Sigh. I'm pretty tired of debunking this, and I'm copying exactly what I said previously
The idea that SSDs are fragile snowflakes that will melt under the
white heat of data is a bit of a mistake.
Many tests have been done where drives have been torture tested - tech
report did one with last generation drives, here's an ongoing
one and basically its PRETTY hard to kill a modern SSD by
If it dies prematurely, its more likely to be due to other things.
You're going to want your pagefile on a SSD - If you have tons of ram, you're barely going to touch it except when needed.

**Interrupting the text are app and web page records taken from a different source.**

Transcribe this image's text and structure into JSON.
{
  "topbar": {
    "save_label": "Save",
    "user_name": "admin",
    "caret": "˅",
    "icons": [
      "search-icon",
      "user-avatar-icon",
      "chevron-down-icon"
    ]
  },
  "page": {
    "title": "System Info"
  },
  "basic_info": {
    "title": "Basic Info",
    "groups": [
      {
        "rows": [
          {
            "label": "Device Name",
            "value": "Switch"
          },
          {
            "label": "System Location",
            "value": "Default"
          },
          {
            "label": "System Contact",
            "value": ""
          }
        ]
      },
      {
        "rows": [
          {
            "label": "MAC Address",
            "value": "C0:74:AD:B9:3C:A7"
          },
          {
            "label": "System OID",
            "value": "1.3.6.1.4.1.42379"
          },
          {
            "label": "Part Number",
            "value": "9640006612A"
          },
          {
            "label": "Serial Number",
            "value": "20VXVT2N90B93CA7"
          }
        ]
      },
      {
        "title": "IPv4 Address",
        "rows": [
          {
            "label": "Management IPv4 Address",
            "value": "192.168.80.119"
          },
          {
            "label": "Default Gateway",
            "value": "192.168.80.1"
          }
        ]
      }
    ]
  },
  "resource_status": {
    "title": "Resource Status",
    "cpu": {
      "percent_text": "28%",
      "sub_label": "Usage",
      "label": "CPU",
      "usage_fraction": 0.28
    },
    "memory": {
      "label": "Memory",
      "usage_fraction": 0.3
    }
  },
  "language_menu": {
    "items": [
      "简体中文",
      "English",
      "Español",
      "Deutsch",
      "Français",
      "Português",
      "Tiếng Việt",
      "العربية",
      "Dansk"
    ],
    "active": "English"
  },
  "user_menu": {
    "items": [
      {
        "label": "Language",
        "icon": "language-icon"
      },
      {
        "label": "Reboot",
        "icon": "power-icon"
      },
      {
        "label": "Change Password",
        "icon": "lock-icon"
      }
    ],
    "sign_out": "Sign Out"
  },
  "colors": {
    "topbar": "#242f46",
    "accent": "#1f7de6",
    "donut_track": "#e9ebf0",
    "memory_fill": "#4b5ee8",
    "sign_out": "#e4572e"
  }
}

If you don't, the fast SSD will be a better place to put a pagefile.
I tend to treat my systems as if my drives would die any day, and back up so... I'm probably a little less worried, but I'm doubtful it'll have a major effect on drive lifespans
From Jamie Hanrahan's link in the comments
I found this gem
Should the pagefile be placed on SSDs?
Yes. Most pagefile operations are small random reads or larger
sequential writes, both of which are types of operations that SSDs
And quite a bit more - its worth a read on the source.
In essence the things SSDs are good at (fast reads) and the sort of files that use a SSD efficiently (large ones) are both what the pagefile is.
The even go on to say
In fact, given typical pagefile reference patterns and the favorable
performance characteristics SSDs have on those patterns, there are few
files better than the pagefile to place on an SSD.
So. Microsoft recommends using your SSD for your pagefile.